§ **Recorded information**:
=======
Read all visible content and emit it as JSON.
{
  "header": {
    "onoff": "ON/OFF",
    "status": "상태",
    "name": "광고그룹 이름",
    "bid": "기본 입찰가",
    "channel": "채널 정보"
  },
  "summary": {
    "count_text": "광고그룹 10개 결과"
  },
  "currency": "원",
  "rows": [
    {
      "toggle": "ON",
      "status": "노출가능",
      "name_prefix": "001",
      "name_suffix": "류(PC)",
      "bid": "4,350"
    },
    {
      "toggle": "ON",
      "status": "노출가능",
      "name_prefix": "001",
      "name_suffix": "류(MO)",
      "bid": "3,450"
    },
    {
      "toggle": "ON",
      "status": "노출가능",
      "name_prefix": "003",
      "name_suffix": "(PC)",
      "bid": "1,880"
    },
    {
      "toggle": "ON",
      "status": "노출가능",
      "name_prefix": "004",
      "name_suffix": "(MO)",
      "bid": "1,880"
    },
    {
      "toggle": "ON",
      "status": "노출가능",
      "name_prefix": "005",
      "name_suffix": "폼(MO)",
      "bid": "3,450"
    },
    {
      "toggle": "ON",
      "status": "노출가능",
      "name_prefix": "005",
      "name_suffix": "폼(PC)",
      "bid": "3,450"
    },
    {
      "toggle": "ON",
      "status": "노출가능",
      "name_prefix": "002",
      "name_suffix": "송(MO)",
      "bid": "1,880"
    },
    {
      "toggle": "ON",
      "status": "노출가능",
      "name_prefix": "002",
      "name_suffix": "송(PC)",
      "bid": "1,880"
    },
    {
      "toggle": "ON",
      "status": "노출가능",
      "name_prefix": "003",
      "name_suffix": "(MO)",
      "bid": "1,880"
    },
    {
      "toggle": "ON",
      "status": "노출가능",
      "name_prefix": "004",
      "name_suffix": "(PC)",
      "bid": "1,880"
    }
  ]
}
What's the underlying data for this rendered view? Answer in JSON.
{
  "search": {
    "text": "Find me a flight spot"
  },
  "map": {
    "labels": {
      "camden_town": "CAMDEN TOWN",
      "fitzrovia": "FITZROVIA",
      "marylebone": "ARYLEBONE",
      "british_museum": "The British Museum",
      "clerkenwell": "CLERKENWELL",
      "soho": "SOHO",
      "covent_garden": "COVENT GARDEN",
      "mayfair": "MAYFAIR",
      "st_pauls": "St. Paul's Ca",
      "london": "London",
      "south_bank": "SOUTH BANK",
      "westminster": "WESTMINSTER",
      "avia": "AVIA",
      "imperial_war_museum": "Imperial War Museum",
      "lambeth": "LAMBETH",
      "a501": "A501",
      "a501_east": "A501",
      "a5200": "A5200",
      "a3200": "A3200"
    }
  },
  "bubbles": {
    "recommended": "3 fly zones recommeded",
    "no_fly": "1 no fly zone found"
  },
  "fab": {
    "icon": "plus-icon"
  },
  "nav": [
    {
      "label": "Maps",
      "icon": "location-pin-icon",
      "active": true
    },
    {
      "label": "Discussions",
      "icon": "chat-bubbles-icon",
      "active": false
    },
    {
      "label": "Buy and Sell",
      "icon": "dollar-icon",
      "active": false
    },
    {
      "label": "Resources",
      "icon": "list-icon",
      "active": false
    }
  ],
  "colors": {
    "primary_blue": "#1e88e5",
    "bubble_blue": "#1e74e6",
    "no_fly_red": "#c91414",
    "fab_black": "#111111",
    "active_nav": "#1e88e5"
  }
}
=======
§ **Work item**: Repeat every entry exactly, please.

§ **Task solution**:
Read all visible content and emit it as JSON.
{
  "header": {
    "onoff": "ON/OFF",
    "status": "상태",
    "name": "광고그룹 이름",
    "bid": "기본 입찰가",
    "channel": "채널 정보"
  },
  "summary": {
    "count_text": "광고그룹 10개 결과"
  },
  "currency": "원",
  "rows": [
    {
      "toggle": "ON",
      "status": "노출가능",
      "name_prefix": "001",
      "name_suffix": "류(PC)",
      "bid": "4,350"
    },
    {
      "toggle": "ON",
      "status": "노출가능",
      "name_prefix": "001",
      "name_suffix": "류(MO)",
      "bid": "3,450"
    },
    {
      "toggle": "ON",
      "status": "노출가능",
      "name_prefix": "003",
      "name_suffix": "(PC)",
      "bid": "1,880"
    },
    {
      "toggle": "ON",
      "status": "노출가능",
      "name_prefix": "004",
      "name_suffix": "(MO)",
      "bid": "1,880"
    },
    {
      "toggle": "ON",
      "status": "노출가능",
      "name_prefix": "005",
      "name_suffix": "폼(MO)",
      "bid": "3,450"
    },
    {
      "toggle": "ON",
      "status": "노출가능",
      "name_prefix": "005",
      "name_suffix": "폼(PC)",
      "bid": "3,450"
    },
    {
      "toggle": "ON",
      "status": "노출가능",
      "name_prefix": "002",
      "name_suffix": "송(MO)",
      "bid": "1,880"
    },
    {
      "toggle": "ON",
      "status": "노출가능",
      "name_prefix": "002",
      "name_suffix": "송(PC)",
      "bid": "1,880"
    },
    {
      "toggle": "ON",
      "status": "노출가능",
      "name_prefix": "003",
      "name_suffix": "(MO)",
      "bid": "1,880"
    },
    {
      "toggle": "ON",
      "status": "노출가능",
      "name_prefix": "004",
      "name_suffix": "(PC)",
      "bid": "1,880"
    }
  ]
}
What's the underlying data for this rendered view? Answer in JSON.
{
  "search": {
    "text": "Find me a flight spot"
  },
  "map": {
    "labels": {
      "camden_town": "CAMDEN TOWN",
      "fitzrovia": "FITZROVIA",
      "marylebone": "ARYLEBONE",
      "british_museum": "The British Museum",
      "clerkenwell": "CLERKENWELL",
      "soho": "SOHO",
      "covent_garden": "COVENT GARDEN",
      "mayfair": "MAYFAIR",
      "st_pauls": "St. Paul's Ca",
      "london": "London",
      "south_bank": "SOUTH BANK",
      "westminster": "WESTMINSTER",
      "avia": "AVIA",
      "imperial_war_museum": "Imperial War Museum",
      "lambeth": "LAMBETH",
      "a501": "A501",
      "a501_east": "A501",
      "a5200": "A5200",
      "a3200": "A3200"
    }
  },
  "bubbles": {
    "recommended": "3 fly zones recommeded",
    "no_fly": "1 no fly zone found"
  },
  "fab": {
    "icon": "plus-icon"
  },
  "nav": [
    {
      "label": "Maps",
      "icon": "location-pin-icon",
      "active": true
    },
    {
      "label": "Discussions",
      "icon": "chat-bubbles-icon",
      "active": false
    },
    {
      "label": "Buy and Sell",
      "icon": "dollar-icon",
      "active": false
    },
    {
      "label": "Resources",
      "icon": "list-icon",
      "active": false
    }
  ],
  "colors": {
    "primary_blue": "#1e88e5",
    "bubble_blue": "#1e74e6",
    "no_fly_red": "#c91414",
    "fab_black": "#111111",
    "active_nav": "#1e88e5"
  }
}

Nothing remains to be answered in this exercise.